One of the toughest choices we’ll all have to make at some point in our lives, is whether to fail miserably or fail fantastically. The great success stories have all failed fantastically. They chose to play on. They took on failure with a positive mindset, learned the lessons they needed and grew to become better equipped, stronger more resilient human beings.

You see, most people look at failure as the end. Crash and burn type of stuff. But failure is not the end; it’s the beginning and most of the middle. Success, whatever that means to you, always comes at the end. When you learn to fail fantastically, you learn the true value of failure.

Stay in the game

There are many great benefits to failing fantastically. But of course, it’s not easy. You can’t go out and buy it or find it in a pack of cereal. It’s something you must work at. For many, failure is embarrassing and painful. The sort of thing you might say, “I tried it once, didn’t really like it.”

But, if you’re able to keep a positive mindset, including a smile, despite failure, you might just stay in the game long enough to come out the other end a winner.

Builds character and the skills for success

There’s no better teacher than failure. It builds resilience, a strength of character and leads to persistence – powerful life tools for any industry and any people in any walk of life.

It often separates the weak from the strong or the committed from the pretenders because everybody fails but not everyone goes on. Success, true success, requires the skills we can only attain through having a go, failing, getting back up and having another go, and another and another.

Success takes inner strength, persistence and resilience. But to make this happen, it comes down to attitude, a sense of purpose, and if possible, a sense of humour.

That last part is crucial. Like so much in life, a sense of humour is vital. It’s not about telling jokes or being the life of the party. It’s a willingness to laugh at yourself and the absurdity of situations you might find yourself in. It’s about seeing the lighter side of life.

Not holding success so tight that you’re strangling it. So many people put so much pressure on themselves to succeed that they can’t enjoy the here and now. We all need to celebrate the little victories along the way, laugh at some of our better failures, and understand that failure is always going to be there.

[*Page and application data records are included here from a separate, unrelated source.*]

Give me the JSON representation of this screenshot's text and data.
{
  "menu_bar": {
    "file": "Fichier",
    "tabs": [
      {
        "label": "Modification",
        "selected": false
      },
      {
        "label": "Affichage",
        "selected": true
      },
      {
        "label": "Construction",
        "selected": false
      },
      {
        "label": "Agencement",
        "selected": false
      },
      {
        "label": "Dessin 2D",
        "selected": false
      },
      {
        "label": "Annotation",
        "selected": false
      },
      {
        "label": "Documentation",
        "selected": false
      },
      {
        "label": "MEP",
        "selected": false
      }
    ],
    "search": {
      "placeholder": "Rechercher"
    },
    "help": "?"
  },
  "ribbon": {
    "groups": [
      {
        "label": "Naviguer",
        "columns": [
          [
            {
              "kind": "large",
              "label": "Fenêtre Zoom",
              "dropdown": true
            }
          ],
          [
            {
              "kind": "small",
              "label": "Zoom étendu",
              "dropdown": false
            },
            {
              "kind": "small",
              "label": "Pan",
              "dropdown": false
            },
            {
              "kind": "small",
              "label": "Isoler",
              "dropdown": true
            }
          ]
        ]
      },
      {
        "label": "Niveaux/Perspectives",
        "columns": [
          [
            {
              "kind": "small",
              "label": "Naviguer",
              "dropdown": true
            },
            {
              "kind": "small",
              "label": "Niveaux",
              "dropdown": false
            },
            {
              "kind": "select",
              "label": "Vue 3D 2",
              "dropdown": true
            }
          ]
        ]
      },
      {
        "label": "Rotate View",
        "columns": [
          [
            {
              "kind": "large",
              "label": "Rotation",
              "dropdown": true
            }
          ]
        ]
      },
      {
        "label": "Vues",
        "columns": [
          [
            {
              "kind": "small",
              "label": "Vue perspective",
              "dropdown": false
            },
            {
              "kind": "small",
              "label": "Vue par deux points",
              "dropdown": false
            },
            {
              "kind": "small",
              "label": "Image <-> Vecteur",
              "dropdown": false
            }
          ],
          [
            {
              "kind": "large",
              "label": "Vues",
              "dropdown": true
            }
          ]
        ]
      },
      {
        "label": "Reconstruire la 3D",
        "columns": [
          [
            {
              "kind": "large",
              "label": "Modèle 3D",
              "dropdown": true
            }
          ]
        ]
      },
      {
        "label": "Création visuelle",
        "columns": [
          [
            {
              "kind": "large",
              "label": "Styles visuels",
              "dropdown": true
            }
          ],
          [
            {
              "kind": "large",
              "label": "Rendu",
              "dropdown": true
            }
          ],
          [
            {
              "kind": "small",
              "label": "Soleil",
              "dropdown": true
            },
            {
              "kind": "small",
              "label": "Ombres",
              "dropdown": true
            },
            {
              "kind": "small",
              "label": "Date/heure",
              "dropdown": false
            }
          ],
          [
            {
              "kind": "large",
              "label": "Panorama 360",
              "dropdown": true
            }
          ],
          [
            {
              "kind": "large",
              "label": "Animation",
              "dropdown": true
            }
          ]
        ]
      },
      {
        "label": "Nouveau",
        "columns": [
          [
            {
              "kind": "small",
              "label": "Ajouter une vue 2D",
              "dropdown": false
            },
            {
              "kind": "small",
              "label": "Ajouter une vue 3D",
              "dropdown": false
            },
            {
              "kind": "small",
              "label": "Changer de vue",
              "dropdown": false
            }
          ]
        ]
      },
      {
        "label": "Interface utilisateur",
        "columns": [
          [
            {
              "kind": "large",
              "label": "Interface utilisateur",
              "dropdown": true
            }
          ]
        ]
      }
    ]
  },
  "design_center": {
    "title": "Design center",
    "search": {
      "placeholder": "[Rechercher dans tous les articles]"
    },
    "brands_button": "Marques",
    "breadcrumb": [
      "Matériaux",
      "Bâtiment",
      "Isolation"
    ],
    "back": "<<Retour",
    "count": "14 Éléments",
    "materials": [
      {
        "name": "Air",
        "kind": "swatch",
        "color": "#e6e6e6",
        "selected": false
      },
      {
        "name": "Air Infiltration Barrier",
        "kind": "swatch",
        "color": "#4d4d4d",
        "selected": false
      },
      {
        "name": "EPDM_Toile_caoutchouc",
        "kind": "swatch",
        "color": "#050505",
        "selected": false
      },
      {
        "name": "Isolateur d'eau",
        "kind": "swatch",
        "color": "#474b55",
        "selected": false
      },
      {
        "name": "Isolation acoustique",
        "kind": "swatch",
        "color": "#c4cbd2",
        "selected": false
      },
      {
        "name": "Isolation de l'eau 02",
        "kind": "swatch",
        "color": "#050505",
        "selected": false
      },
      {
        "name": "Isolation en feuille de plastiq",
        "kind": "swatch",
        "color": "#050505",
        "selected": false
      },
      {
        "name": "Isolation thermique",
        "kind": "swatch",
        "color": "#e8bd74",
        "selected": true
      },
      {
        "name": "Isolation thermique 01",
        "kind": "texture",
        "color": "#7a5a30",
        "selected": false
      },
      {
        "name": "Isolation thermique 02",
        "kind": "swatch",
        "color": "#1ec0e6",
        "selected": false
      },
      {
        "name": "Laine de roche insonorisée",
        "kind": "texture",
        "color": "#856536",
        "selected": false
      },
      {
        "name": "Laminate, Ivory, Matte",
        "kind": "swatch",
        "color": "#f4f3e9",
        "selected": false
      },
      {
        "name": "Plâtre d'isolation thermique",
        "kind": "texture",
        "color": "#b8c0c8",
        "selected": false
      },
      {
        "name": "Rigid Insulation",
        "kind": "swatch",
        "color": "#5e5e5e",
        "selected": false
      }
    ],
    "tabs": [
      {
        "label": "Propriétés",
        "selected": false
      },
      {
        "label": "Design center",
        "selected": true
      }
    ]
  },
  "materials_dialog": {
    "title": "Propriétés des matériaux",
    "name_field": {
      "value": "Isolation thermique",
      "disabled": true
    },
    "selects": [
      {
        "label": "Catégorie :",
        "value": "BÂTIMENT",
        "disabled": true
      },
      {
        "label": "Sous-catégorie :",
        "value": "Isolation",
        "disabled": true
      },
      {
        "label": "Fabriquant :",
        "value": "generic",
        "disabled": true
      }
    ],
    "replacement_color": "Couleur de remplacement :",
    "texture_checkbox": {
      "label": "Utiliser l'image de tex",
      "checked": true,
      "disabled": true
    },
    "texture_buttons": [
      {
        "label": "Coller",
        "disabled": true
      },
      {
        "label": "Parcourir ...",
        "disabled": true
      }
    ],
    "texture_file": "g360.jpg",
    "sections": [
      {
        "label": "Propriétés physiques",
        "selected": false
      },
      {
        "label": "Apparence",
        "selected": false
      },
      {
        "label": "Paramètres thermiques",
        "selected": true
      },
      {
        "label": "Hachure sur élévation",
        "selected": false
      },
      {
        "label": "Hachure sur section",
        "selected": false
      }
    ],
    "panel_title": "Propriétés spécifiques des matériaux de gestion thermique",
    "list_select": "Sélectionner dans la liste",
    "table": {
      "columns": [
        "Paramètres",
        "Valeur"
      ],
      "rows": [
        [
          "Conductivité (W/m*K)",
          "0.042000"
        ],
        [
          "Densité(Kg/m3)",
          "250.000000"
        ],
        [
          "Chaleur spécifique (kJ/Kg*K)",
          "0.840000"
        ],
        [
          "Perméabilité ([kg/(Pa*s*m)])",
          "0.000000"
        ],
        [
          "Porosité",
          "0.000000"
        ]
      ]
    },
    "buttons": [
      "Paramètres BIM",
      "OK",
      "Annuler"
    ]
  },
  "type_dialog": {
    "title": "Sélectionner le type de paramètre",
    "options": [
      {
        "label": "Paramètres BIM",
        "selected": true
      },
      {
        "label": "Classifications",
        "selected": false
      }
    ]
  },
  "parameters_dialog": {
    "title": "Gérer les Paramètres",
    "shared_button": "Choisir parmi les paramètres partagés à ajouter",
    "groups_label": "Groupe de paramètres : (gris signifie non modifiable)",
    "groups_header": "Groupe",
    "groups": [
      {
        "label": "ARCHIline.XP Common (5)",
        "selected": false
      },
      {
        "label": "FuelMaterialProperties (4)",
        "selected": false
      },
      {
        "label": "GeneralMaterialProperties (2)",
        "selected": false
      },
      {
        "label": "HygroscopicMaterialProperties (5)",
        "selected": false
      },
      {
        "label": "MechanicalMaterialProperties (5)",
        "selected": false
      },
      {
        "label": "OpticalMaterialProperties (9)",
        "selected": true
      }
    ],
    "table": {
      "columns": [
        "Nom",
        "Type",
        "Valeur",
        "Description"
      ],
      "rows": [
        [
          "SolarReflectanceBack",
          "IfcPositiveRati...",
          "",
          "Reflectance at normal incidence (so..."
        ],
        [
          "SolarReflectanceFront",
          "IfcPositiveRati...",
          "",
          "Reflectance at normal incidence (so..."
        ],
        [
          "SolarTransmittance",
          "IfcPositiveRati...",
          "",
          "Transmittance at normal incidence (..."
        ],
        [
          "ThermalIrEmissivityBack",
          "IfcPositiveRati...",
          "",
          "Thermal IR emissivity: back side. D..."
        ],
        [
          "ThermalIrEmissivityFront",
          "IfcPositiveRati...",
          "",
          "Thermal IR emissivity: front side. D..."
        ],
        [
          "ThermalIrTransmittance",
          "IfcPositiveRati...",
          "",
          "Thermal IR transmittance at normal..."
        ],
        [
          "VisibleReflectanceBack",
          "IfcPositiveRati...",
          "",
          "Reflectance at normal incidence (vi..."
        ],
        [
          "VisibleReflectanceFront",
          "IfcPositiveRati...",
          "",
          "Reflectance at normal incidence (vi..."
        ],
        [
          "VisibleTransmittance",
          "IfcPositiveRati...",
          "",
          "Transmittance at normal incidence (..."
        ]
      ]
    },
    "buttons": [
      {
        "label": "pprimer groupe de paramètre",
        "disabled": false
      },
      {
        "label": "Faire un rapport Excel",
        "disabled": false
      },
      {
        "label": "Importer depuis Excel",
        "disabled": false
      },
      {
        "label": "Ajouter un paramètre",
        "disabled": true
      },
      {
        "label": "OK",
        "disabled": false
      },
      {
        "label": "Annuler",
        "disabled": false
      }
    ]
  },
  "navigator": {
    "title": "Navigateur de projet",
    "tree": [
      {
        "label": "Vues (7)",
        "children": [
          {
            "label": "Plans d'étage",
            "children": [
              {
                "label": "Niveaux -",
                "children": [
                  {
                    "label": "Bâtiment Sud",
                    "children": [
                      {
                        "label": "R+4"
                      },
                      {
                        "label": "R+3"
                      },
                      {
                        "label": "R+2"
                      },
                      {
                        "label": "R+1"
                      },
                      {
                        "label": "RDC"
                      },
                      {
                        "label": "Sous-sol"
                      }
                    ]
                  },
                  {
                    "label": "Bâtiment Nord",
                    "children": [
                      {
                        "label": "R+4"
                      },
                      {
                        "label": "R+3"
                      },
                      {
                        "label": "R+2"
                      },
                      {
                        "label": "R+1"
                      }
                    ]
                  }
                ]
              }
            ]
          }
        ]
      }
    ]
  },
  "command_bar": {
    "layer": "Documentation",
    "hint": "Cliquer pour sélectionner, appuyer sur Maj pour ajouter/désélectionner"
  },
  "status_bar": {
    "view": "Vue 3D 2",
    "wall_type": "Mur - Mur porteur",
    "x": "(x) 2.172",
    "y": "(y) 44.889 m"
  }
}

But it’s our mindset that will determine to what degree it affects us being successful. Remember, failure is crucial to success, so embrace it, don’t run from it.

Fail fantastically all the way to success

The longer you’re in the game the greater your chances are of winning. It’s the same in all things we do. The more we push on through life and adversity the harder it is to fail. What many people fail to understand, or take stock of, is that failure is a fickle beast.

If you’re out there doing enough of the things the right way, or even the wrong way, for long enough, failure, by its very nature can’t cope, and varying levels of success will emanate. So, I’d like to finish by wishing you all a lifetime of heart-breaking failure. I really do. Now, get out there and fail.

Ken Williams is a serial failure-ist and author of the humorous guide book, How to Fail Fantastically (It hasn’t sold a single copy, it’s a runaway success!).  For more information about failure, Ken has a website: www.kenwilliamswriting.com.au He designed the site himself. Epic Fail.

Ken Williams